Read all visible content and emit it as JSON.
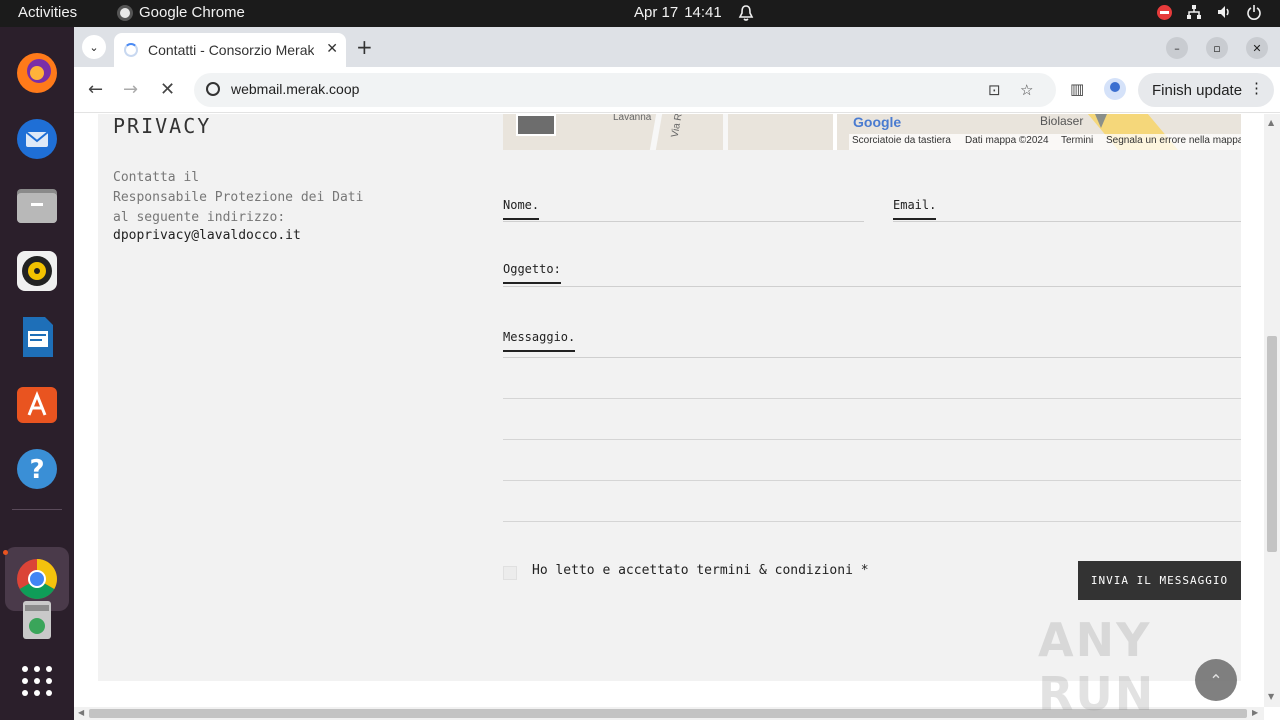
{
  "os": {
    "activities": "Activities",
    "app_name": "Google Chrome",
    "date": "Apr 17",
    "time": "14:41"
  },
  "browser": {
    "tab_title": "Contatti - Consorzio Merak",
    "url": "webmail.merak.coop",
    "finish_update": "Finish update"
  },
  "privacy": {
    "title": "PRIVACY",
    "lines": [
      "Contatta il",
      "Responsabile Protezione dei Dati",
      "al seguente indirizzo:"
    ],
    "email": "dpoprivacy@lavaldocco.it"
  },
  "map": {
    "street1": "Lavanna",
    "street2": "Via R",
    "google": "Google",
    "poi": "Biolaser",
    "shortcuts": "Scorciatoie da tastiera",
    "map_data": "Dati mappa ©2024",
    "terms": "Termini",
    "report": "Segnala un errore nella mappa"
  },
  "form": {
    "name_label": "Nome.",
    "email_label": "Email.",
    "subject_label": "Oggetto:",
    "message_label": "Messaggio.",
    "consent_label": "Ho letto e accettato termini & condizioni *",
    "submit_label": "INVIA IL MESSAGGIO"
  },
  "watermark": "ANY RUN",
  "colors": {
    "panel_bg": "#f2f2f2",
    "button_bg": "#333333",
    "dock_bg": "#2b1f2b",
    "topbar_bg": "#1b1b1b"
  }
}
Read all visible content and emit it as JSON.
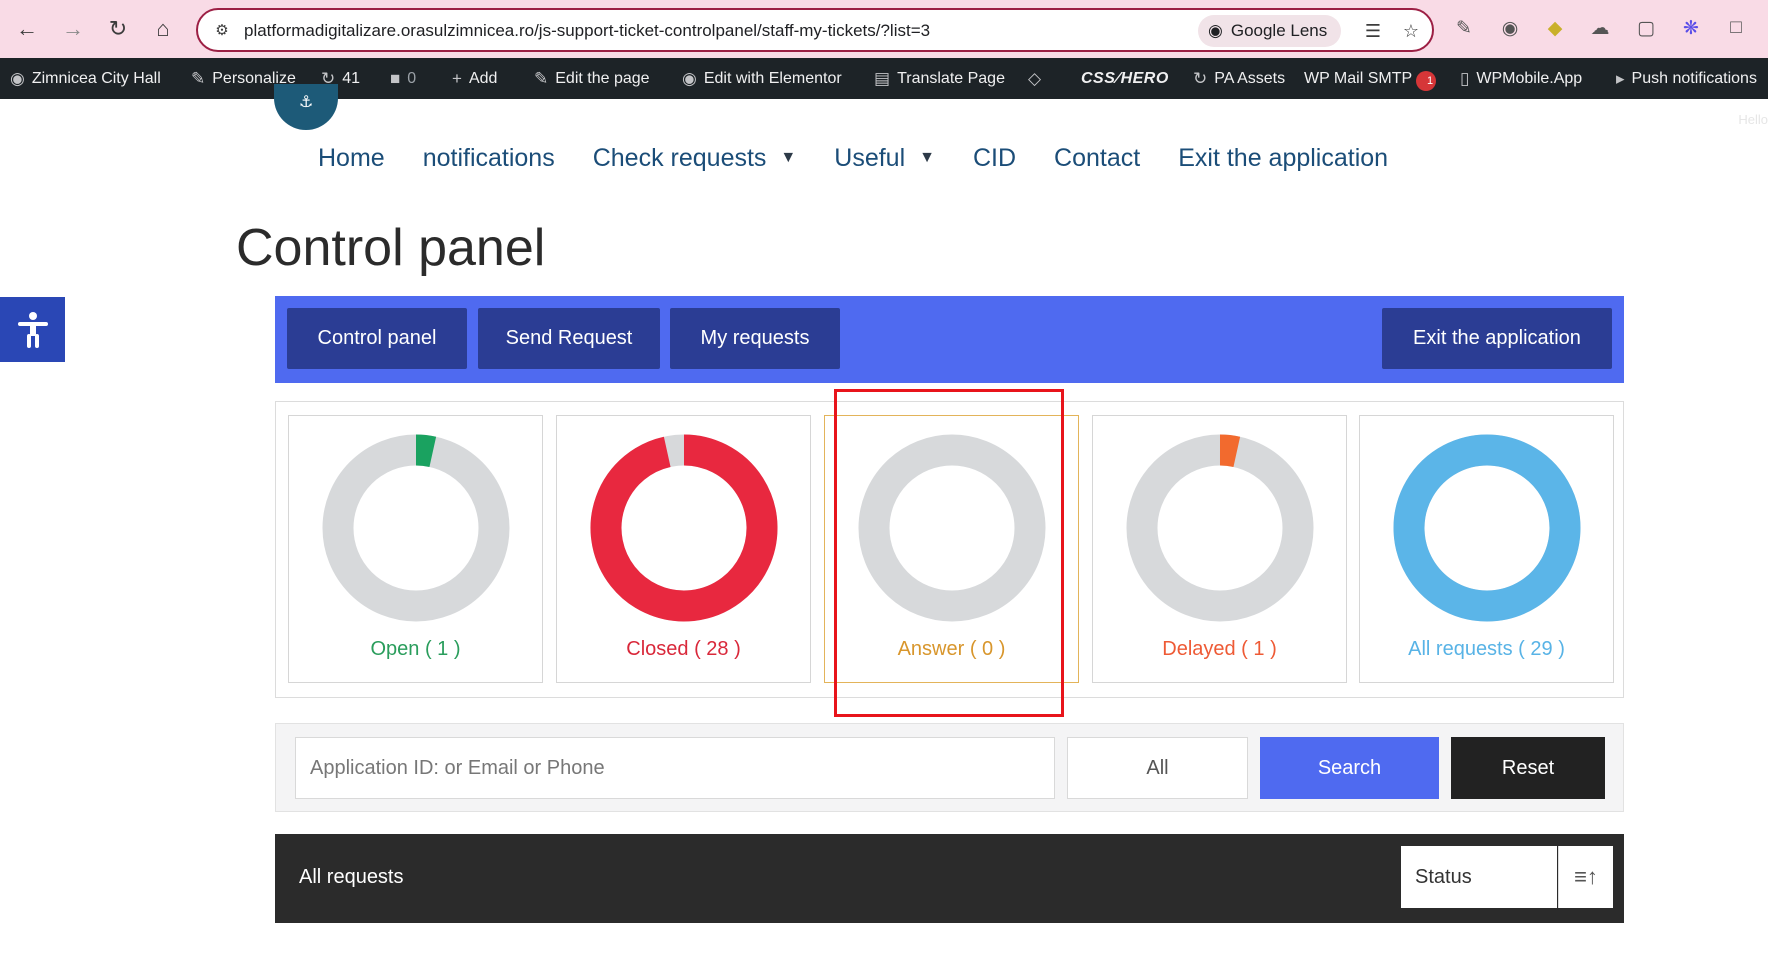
{
  "browser": {
    "url": "platformadigitalizare.orasulzimnicea.ro/js-support-ticket-controlpanel/staff-my-tickets/?list=3",
    "lens_label": "Google Lens"
  },
  "adminbar": {
    "site_name": "Zimnicea City Hall",
    "personalize": "Personalize",
    "updates_count": "41",
    "comments_count": "0",
    "add": "Add",
    "edit_page": "Edit the page",
    "edit_elementor": "Edit with Elementor",
    "translate": "Translate Page",
    "css_hero": "CSS",
    "css_hero_b": "HERO",
    "pa_assets": "PA Assets",
    "wp_mail": "WP Mail SMTP",
    "wp_mail_badge": "1",
    "wpmobile": "WPMobile.App",
    "push": "Push notifications",
    "hello": "Hello"
  },
  "nav": {
    "home": "Home",
    "notifications": "notifications",
    "check_requests": "Check requests",
    "useful": "Useful",
    "cid": "CID",
    "contact": "Contact",
    "exit": "Exit the application",
    "caret": "▼"
  },
  "page": {
    "title": "Control panel"
  },
  "toolbar": {
    "control_panel": "Control panel",
    "send_request": "Send Request",
    "my_requests": "My requests",
    "exit": "Exit the application"
  },
  "stats": [
    {
      "label": "Open ( 1 )",
      "fraction": 0.0345,
      "color": "#1aa260",
      "text_color": "#2a9d5c"
    },
    {
      "label": "Closed ( 28 )",
      "fraction": 0.9655,
      "color": "#e8283f",
      "text_color": "#d9283a"
    },
    {
      "label": "Answer ( 0 )",
      "fraction": 0,
      "color": "#e8a33b",
      "text_color": "#d8962c"
    },
    {
      "label": "Delayed ( 1 )",
      "fraction": 0.0345,
      "color": "#f26a2e",
      "text_color": "#ee5a35"
    },
    {
      "label": "All requests ( 29 )",
      "fraction": 1,
      "color": "#5bb5e8",
      "text_color": "#58b3e6"
    }
  ],
  "search": {
    "placeholder": "Application ID: or Email or Phone",
    "status_value": "All",
    "search_label": "Search",
    "reset_label": "Reset"
  },
  "list": {
    "title": "All requests",
    "sort_value": "Status"
  },
  "colors": {
    "ring_track": "#d7d9db",
    "toolbar_bg": "#4f6af0",
    "toolbar_btn": "#2b3d94",
    "highlight_frame": "#e8141b"
  }
}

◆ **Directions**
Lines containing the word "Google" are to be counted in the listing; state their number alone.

◆ **Answer to this exercise**
3